As a prelude to a dish that I will post in the next few days I have recently shared recipes for nước chấm and Chinese master stock. The final of these basics is a salty chilli caramel which throws the taste buds into frenzy; saltiness from fish and soy sauces, intense caramel sweetness from refined sugar, and a spicy prod from a heat stick named chilli. Add to this the sticky texture and it makes a great saucy coating, for pork in particular.
The key element of getting the consistency and taste of this sauce spot on is the caramelisation of the sugar. Sugar is an incredible substance especially when it is heated. It transforms from a sweet odourless compound into something that is richly aromatic containing acidic and bitter notes. The bitterness develops more as the temperature of the sugar increases, to a point where it becomes acrid, burnt and inedible. It’s important therefore to catch the caramel at the precise point required.
Traditionally there are two ways to produce a caramel: the wet method which involves mixing sugar with water and then heating, and the dry method where the sugar is heated on its own. There a couple of advantages when using the wet method: firstly, as it takes longer to caramelise there tends to be a greater development of flavour, and secondly the presence of water means that you can cook the caramel on a higher heat (than for dry) from the onset without the risk of burning the sugar. The dry method requires more attention but it is a quicker method to caramelise sugar.
This recipe uses the wet method. For it we require a straw coloured caramel, the colour of which will start to appear at about 165 deg C (330 deg F). The precision of temperature is not vital here, unlike when doing sugar-work at lower temperatures. I therefore just use my old mince pies (eyes) to tell when it is done.
A word of note to folks that are inexperienced using heated sugar – just go careful as the temperatures are far hotter than boiled water, and caramelised sugar will create a nasty burn or two if it comes in contact with your skin (I still have the scars). I read recently that Heston Blumenthal suggests that you visualise your cooking and techniques before performing them. In this way you can have everything ready in preparation. For example when the caramel hits the straw colour ensure that you have your other ingredients at hand, as it is amazing how quickly caramel can burn if you turn your back.

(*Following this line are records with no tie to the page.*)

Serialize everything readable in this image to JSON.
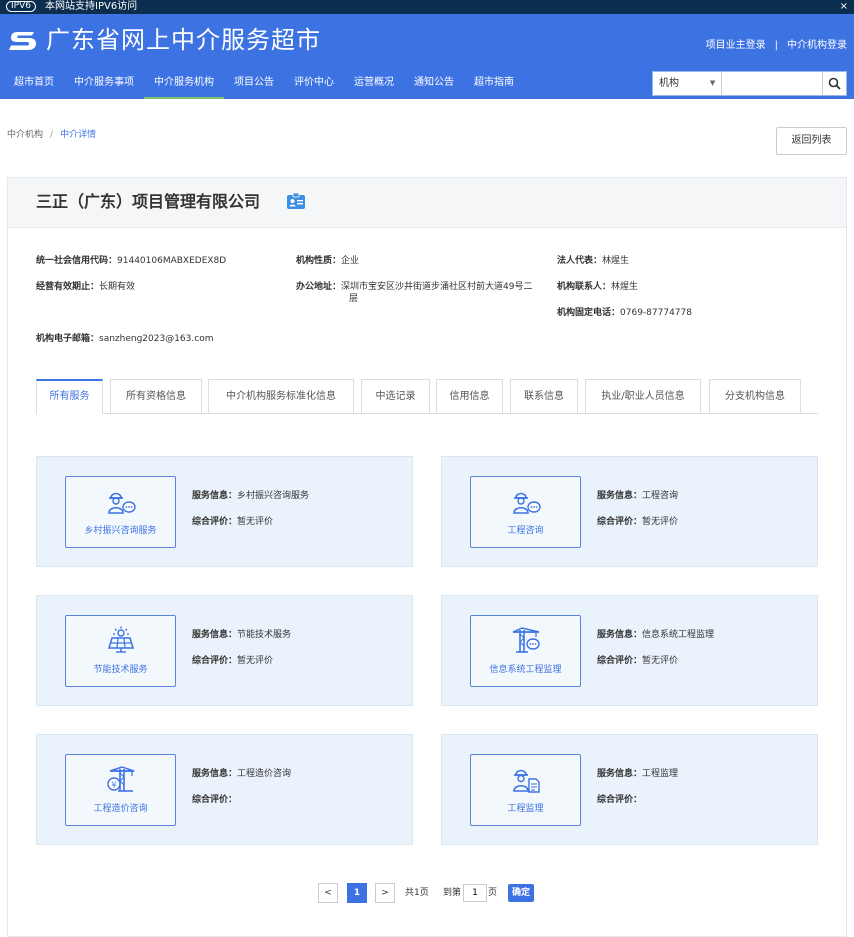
{
  "topbar": {
    "ipv6_badge": "IPV6",
    "ipv6_text": "本网站支持IPV6访问",
    "close": "×"
  },
  "header": {
    "site_title": "广东省网上中介服务超市",
    "owner_login": "项目业主登录",
    "sep": "|",
    "agency_login": "中介机构登录"
  },
  "nav": [
    "超市首页",
    "中介服务事项",
    "中介服务机构",
    "项目公告",
    "评价中心",
    "运营概况",
    "通知公告",
    "超市指南"
  ],
  "search": {
    "select_value": "机构",
    "placeholder": ""
  },
  "breadcrumb": {
    "root": "中介机构",
    "sep": "/",
    "current": "中介详情"
  },
  "back_button": "返回列表",
  "company": {
    "name": "三正（广东）项目管理有限公司",
    "credit_code_label": "统一社会信用代码：",
    "credit_code": "91440106MABXEDEX8D",
    "nature_label": "机构性质：",
    "nature": "企业",
    "legal_label": "法人代表：",
    "legal": "林煋生",
    "valid_label": "经营有效期止：",
    "valid": "长期有效",
    "address_label": "办公地址：",
    "address_line1": "深圳市宝安区沙井街道步涌社区村前大道49号二",
    "address_line2": "层",
    "contact_label": "机构联系人：",
    "contact": "林煋生",
    "phone_label": "机构固定电话：",
    "phone": "0769-87774778",
    "email_label": "机构电子邮箱：",
    "email": "sanzheng2023@163.com"
  },
  "tabs": [
    "所有服务",
    "所有资格信息",
    "中介机构服务标准化信息",
    "中选记录",
    "信用信息",
    "联系信息",
    "执业/职业人员信息",
    "分支机构信息"
  ],
  "services": [
    {
      "name": "乡村振兴咨询服务",
      "info_label": "服务信息：",
      "info": "乡村振兴咨询服务",
      "rating_label": "综合评价：",
      "rating": "暂无评价",
      "icon": "worker-chat-icon"
    },
    {
      "name": "工程咨询",
      "info_label": "服务信息：",
      "info": "工程咨询",
      "rating_label": "综合评价：",
      "rating": "暂无评价",
      "icon": "worker-chat-icon"
    },
    {
      "name": "节能技术服务",
      "info_label": "服务信息：",
      "info": "节能技术服务",
      "rating_label": "综合评价：",
      "rating": "暂无评价",
      "icon": "solar-panel-icon"
    },
    {
      "name": "信息系统工程监理",
      "info_label": "服务信息：",
      "info": "信息系统工程监理",
      "rating_label": "综合评价：",
      "rating": "暂无评价",
      "icon": "crane-chat-icon"
    },
    {
      "name": "工程造价咨询",
      "info_label": "服务信息：",
      "info": "工程造价咨询",
      "rating_label": "综合评价：",
      "rating": "",
      "icon": "crane-yuan-icon"
    },
    {
      "name": "工程监理",
      "info_label": "服务信息：",
      "info": "工程监理",
      "rating_label": "综合评价：",
      "rating": "",
      "icon": "worker-document-icon"
    }
  ],
  "pager": {
    "prev": "<",
    "current": "1",
    "next": ">",
    "total": "共1页",
    "goto": "到第",
    "page_value": "1",
    "page_unit": "页",
    "confirm": "确定"
  },
  "colors": {
    "brand": "#3d72e3",
    "topbar": "#0b2e4e",
    "card_bg": "#eaf2fb",
    "nav_active": "#7ec36a"
  }
}
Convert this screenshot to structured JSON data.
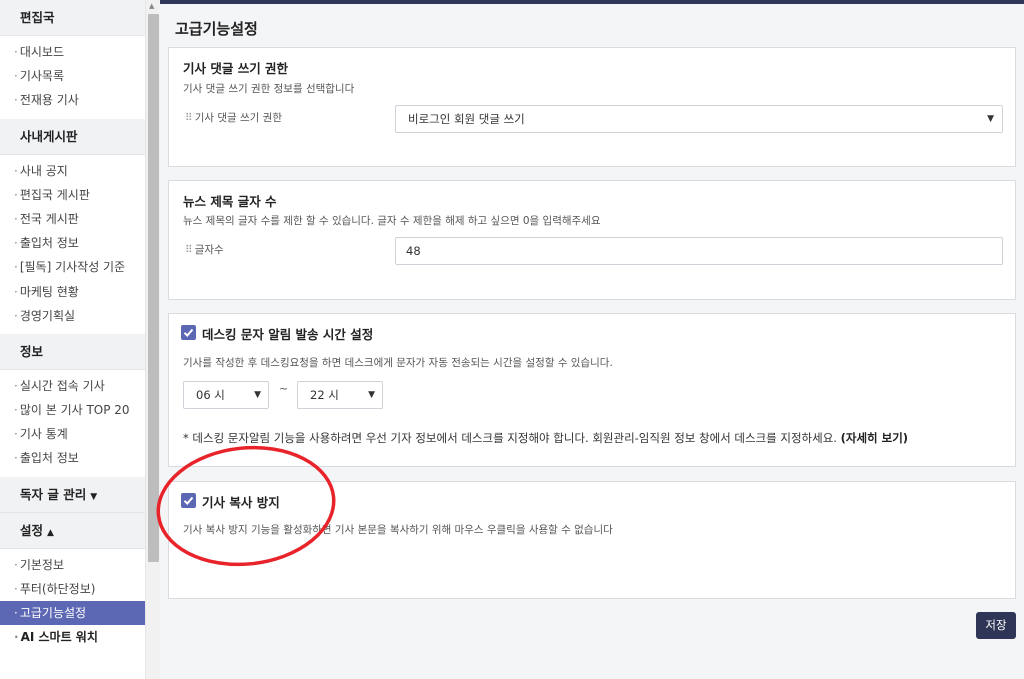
{
  "sidebar": {
    "sections": [
      {
        "title": "편집국",
        "items": [
          "대시보드",
          "기사목록",
          "전재용 기사"
        ]
      },
      {
        "title": "사내게시판",
        "items": [
          "사내 공지",
          "편집국 게시판",
          "전국 게시판",
          "출입처 정보",
          "[필독] 기사작성 기준",
          "마케팅 현황",
          "경영기획실"
        ]
      },
      {
        "title": "정보",
        "items": [
          "실시간 접속 기사",
          "많이 본 기사 TOP 20",
          "기사 통계",
          "출입처 정보"
        ]
      },
      {
        "title": "독자 글 관리",
        "caret": "▼",
        "items": []
      },
      {
        "title": "설정",
        "caret": "▲",
        "items": [
          "기본정보",
          "푸터(하단정보)",
          "고급기능설정",
          "AI 스마트 워치"
        ]
      }
    ],
    "dot": "·"
  },
  "page": {
    "title": "고급기능설정"
  },
  "comment_panel": {
    "title": "기사 댓글 쓰기 권한",
    "desc": "기사 댓글 쓰기 권한 정보를 선택합니다",
    "label": "기사 댓글 쓰기 권한",
    "selected": "비로그인 회원 댓글 쓰기"
  },
  "title_length_panel": {
    "title": "뉴스 제목 글자 수",
    "desc": "뉴스 제목의 글자 수를 제한 할 수 있습니다. 글자 수 제한을 해제 하고 싶으면 0을 입력해주세요",
    "label": "글자수",
    "value": "48"
  },
  "desking_panel": {
    "title": "데스킹 문자 알림 발송 시간 설정",
    "checked": true,
    "desc": "기사를 작성한 후 데스킹요청을 하면 데스크에게 문자가 자동 전송되는 시간을 설정할 수 있습니다.",
    "from": "06 시",
    "to": "22 시",
    "separator": "~",
    "note": "* 데스킹 문자알림 기능을 사용하려면 우선 기자 정보에서 데스크를 지정해야 합니다. 회원관리-임직원 정보 창에서 데스크를 지정하세요.",
    "note_link": "(자세히 보기)"
  },
  "copy_protect_panel": {
    "title": "기사 복사 방지",
    "checked": true,
    "desc": "기사 복사 방지 기능을 활성화하면 기사 본문을 복사하기 위해 마우스 우클릭을 사용할 수 없습니다"
  },
  "save_label": "저장",
  "grip": "⠿",
  "colors": {
    "accent": "#5d68b5",
    "navy": "#2f3556",
    "annotation": "#e8232a"
  },
  "icons": {
    "select_arrow": "▼",
    "scroll_up": "▲"
  }
}
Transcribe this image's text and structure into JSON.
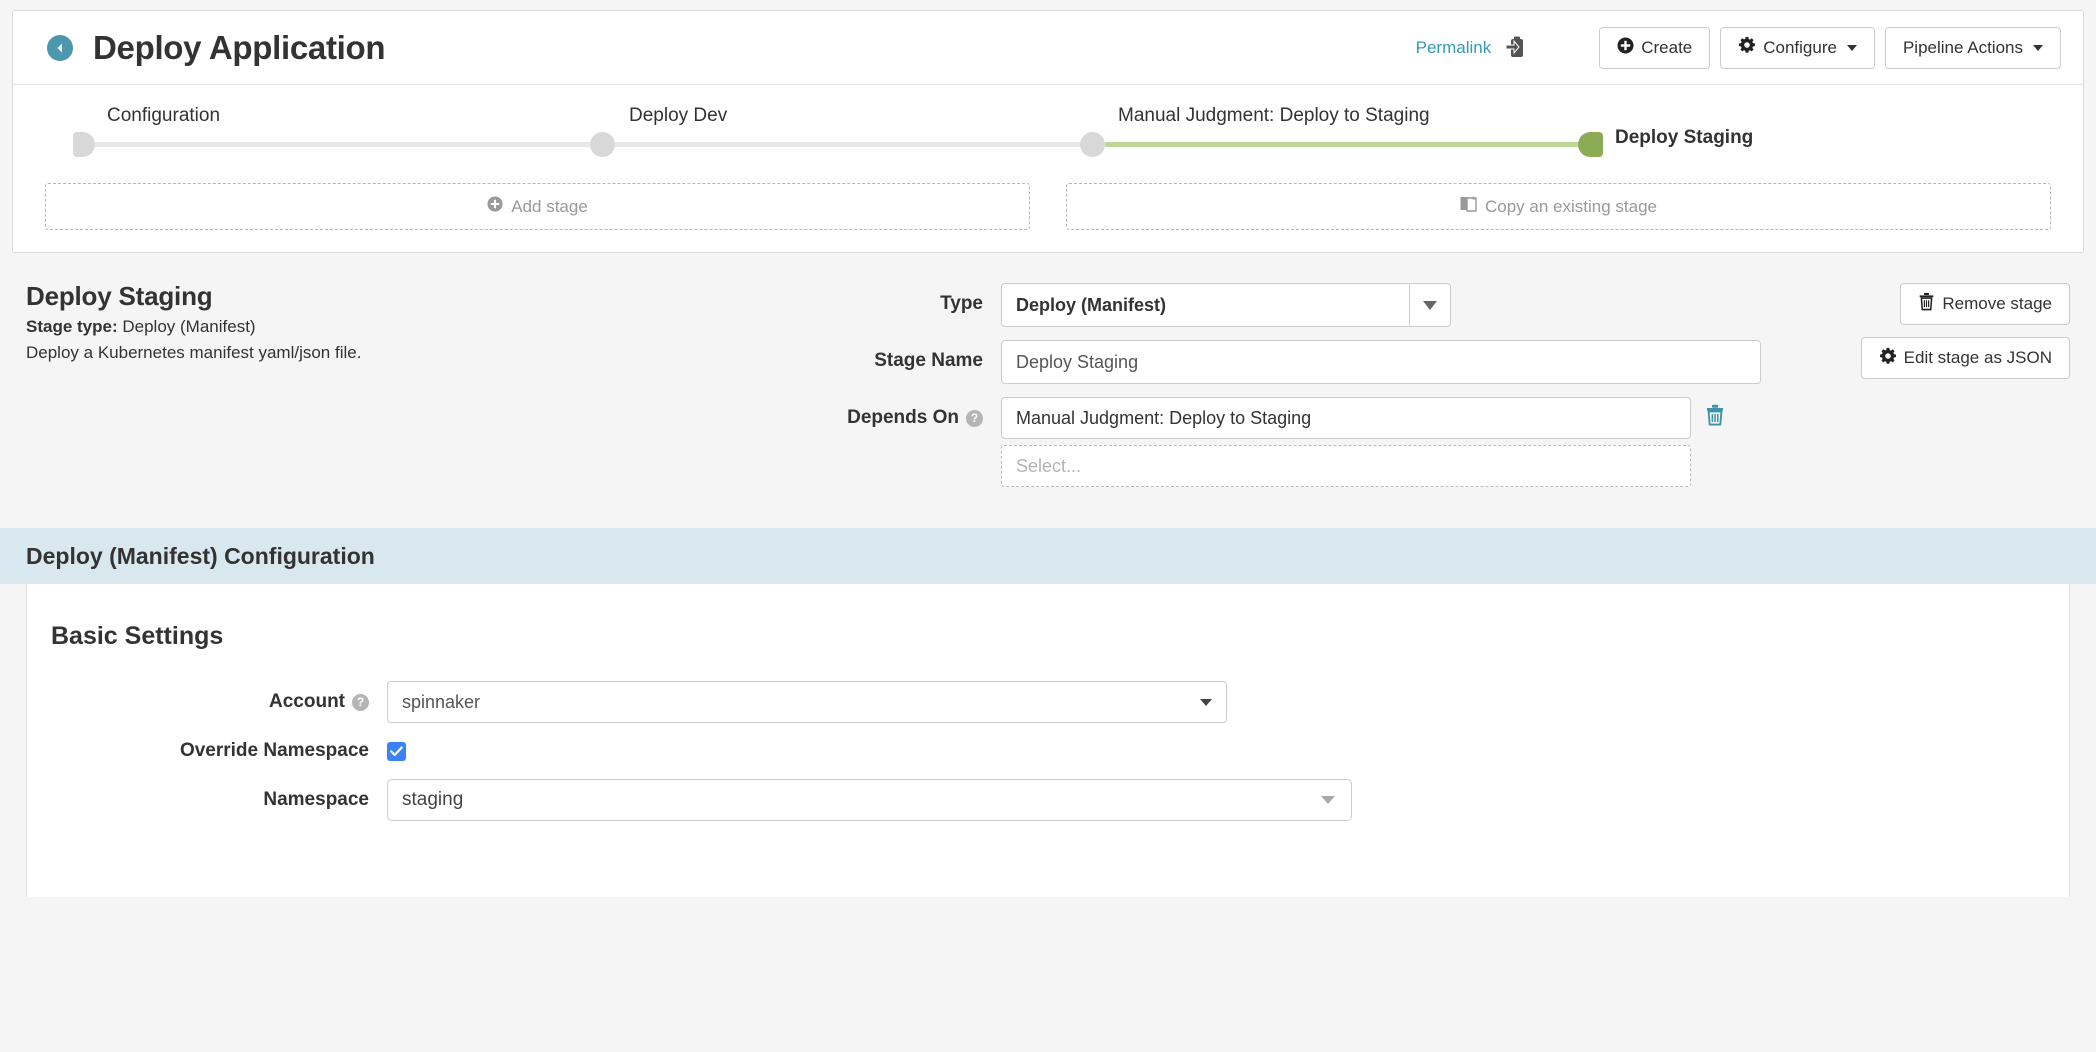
{
  "header": {
    "back_icon": "back-arrow-circle-icon",
    "title": "Deploy Application",
    "permalink_label": "Permalink",
    "clipboard_icon": "clipboard-copy-icon",
    "buttons": [
      {
        "label": "Create",
        "icon": "plus-circle-icon",
        "caret": false
      },
      {
        "label": "Configure",
        "icon": "gear-icon",
        "caret": true
      },
      {
        "label": "Pipeline Actions",
        "icon": "",
        "caret": true
      }
    ]
  },
  "graph": {
    "nodes": [
      {
        "label": "Configuration",
        "state": "inactive"
      },
      {
        "label": "Deploy Dev",
        "state": "inactive"
      },
      {
        "label": "Manual Judgment: Deploy to Staging",
        "state": "inactive"
      },
      {
        "label": "Deploy Staging",
        "state": "active"
      }
    ],
    "active_color": "#bed698",
    "inactive_color": "#e8e8e8",
    "add_stage_label": "Add stage",
    "add_stage_icon": "plus-circle-icon",
    "copy_stage_label": "Copy an existing stage",
    "copy_stage_icon": "copy-file-icon"
  },
  "stage": {
    "name": "Deploy Staging",
    "stage_type_label": "Stage type:",
    "stage_type_value": "Deploy (Manifest)",
    "description": "Deploy a Kubernetes manifest yaml/json file.",
    "form": {
      "type_label": "Type",
      "type_value": "Deploy (Manifest)",
      "stage_name_label": "Stage Name",
      "stage_name_value": "Deploy Staging",
      "depends_on_label": "Depends On",
      "depends_on_help": "?",
      "depends_on_value": "Manual Judgment: Deploy to Staging",
      "depends_on_placeholder": "Select...",
      "delete_depends_icon": "trash-icon"
    },
    "actions": [
      {
        "label": "Remove stage",
        "icon": "trash-icon"
      },
      {
        "label": "Edit stage as JSON",
        "icon": "gear-icon"
      }
    ]
  },
  "config": {
    "band_title": "Deploy (Manifest) Configuration",
    "band_color": "#d9e7ee",
    "basic_settings_title": "Basic Settings",
    "account_label": "Account",
    "account_help": "?",
    "account_value": "spinnaker",
    "override_namespace_label": "Override Namespace",
    "override_namespace_checked": true,
    "checkbox_color": "#3b82f6",
    "namespace_label": "Namespace",
    "namespace_value": "staging"
  }
}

The fun really happens when you add the liquid (fish and soy sauces) to the caramel as it creates a boiling effervescence that rises sharply in the pan. For this reason when creating this sauce it is necessary to use a large enough pan so that the effervescence does not over-flow.
The addition of chilli, star anise, coriander seed and cinnamon give a great South-east Asian character to this sauce of which I am sure you will think is just irresistibility.
- ■ 160g white refined sugar |
- ■ 160ml cold water |
- ■ 1 bird’s eye chilli | Sliced.
- ■ 3 pods star anise |
- ■ ⅓ stick cinnamon |
- ■ 1 tsp. coriander seed |
- ■ 70ml fish sauce | Use real fish sauce i.e. not a synthetic one that contains ‘flavouring’.
- ■ 60ml light soy sauce | With light soy and fish sauce just the right balance of saltiness to sweetness can be achieved.
Add the sugar and water to a pan and put over a medium to high heat. Allow the sugar to dissolve without stirring. If any crystals of sugar develop around the pan then wash them with a pastry brush dipped in water. This will dissolve them. If these crystals are not dissolved they can cause the mixture to crystallise rendering the caramel gritty and unusable.
When the mixture starts to caramelise and has turned a straw colour add the sliced chilli, star anise, and coriander seeds. Next add the fish sauce and soy sauce. The liquid will boil and rise up the pan so go careful. Now start stirring, and reduce the heat to low.
Stir continuously for 5 minutes, during which any solid caramel will dissolve back into the sauce. The caramel sauce will also develop a deeper, richer flavour. Take the caramel off the heat and allow it to rest for 10 minutes. Now strain the caramel through a fine sieve and put aside until required.
To use the caramel later just warm it gently until it liquefies.